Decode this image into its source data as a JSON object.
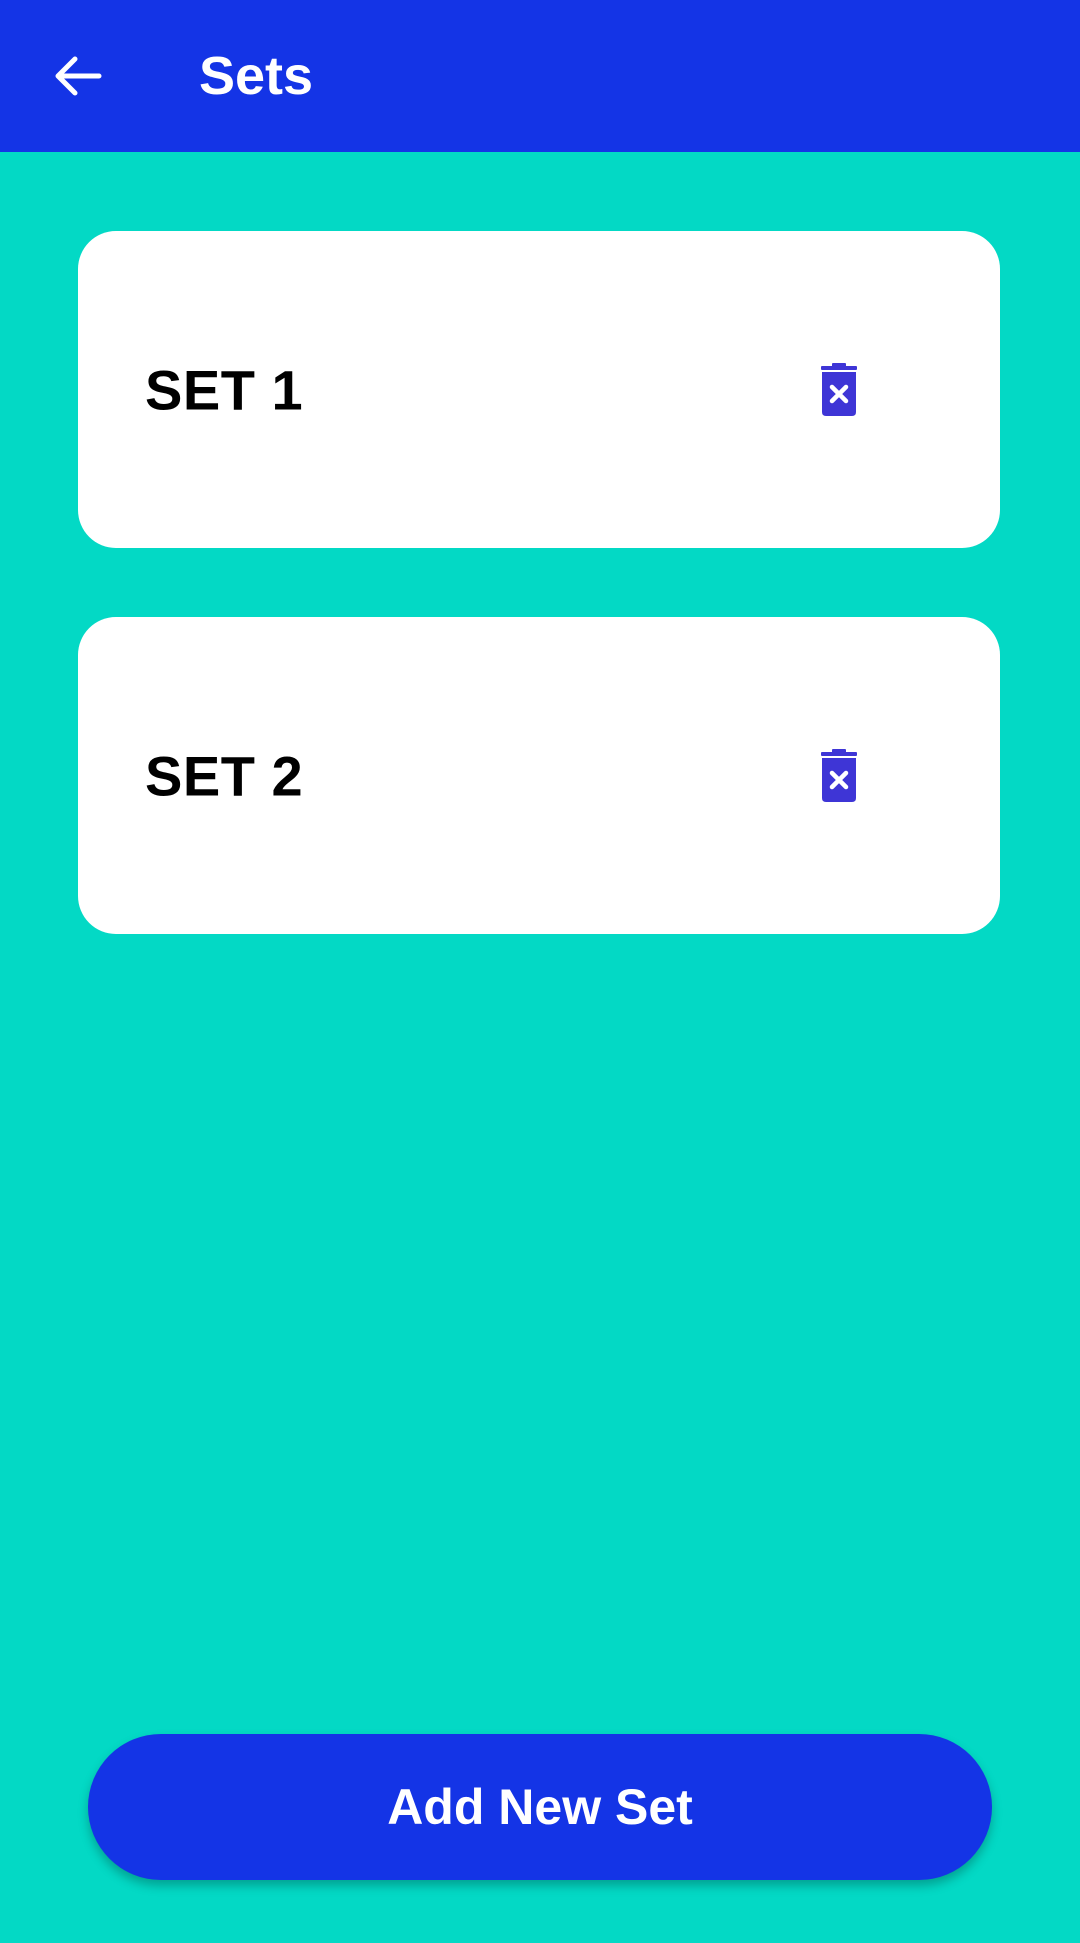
{
  "app_bar": {
    "title": "Sets",
    "back_icon": "arrow-left-icon"
  },
  "sets": [
    {
      "label": "SET 1",
      "delete_icon": "trash-x-icon"
    },
    {
      "label": "SET 2",
      "delete_icon": "trash-x-icon"
    }
  ],
  "add_button": {
    "label": "Add New Set"
  },
  "colors": {
    "primary": "#1434E6",
    "background": "#03D9C5",
    "card": "#ffffff",
    "icon_accent": "#3E35D6"
  }
}
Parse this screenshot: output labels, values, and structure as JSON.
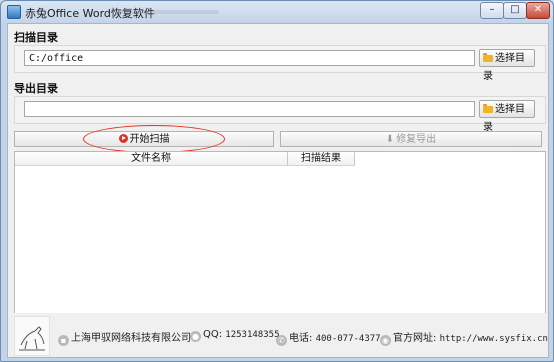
{
  "window": {
    "title": "赤兔Office Word恢复软件",
    "controls": {
      "minimize": "–",
      "maximize": "□",
      "close": "✕"
    }
  },
  "scan_dir": {
    "label": "扫描目录",
    "value": "C:/office",
    "browse_label": "选择目录"
  },
  "export_dir": {
    "label": "导出目录",
    "value": "",
    "browse_label": "选择目录"
  },
  "actions": {
    "start_scan": "开始扫描",
    "repair_export": "修复导出"
  },
  "table": {
    "columns": [
      "文件名称",
      "扫描结果"
    ],
    "rows": []
  },
  "footer": {
    "company": "上海甲驭网络科技有限公司",
    "qq_label": "QQ: ",
    "qq_value": "1253148355",
    "phone_label": "电话: ",
    "phone_value": "400-077-4377",
    "site_label": "官方网址: ",
    "site_value": "http://www.sysfix.cn"
  },
  "colors": {
    "accent": "#d9332b",
    "window_border": "#6b8db3",
    "folder": "#f0b429"
  },
  "icons": [
    "app-icon",
    "folder-icon",
    "play-icon",
    "download-icon",
    "building-icon",
    "qq-icon",
    "phone-icon",
    "globe-icon"
  ]
}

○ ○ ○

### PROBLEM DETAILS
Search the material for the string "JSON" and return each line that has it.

### TASK SOLUTION
Decode this image into its source data as a JSON object.
Parse this screenshot: output labels, values, and structure as JSON.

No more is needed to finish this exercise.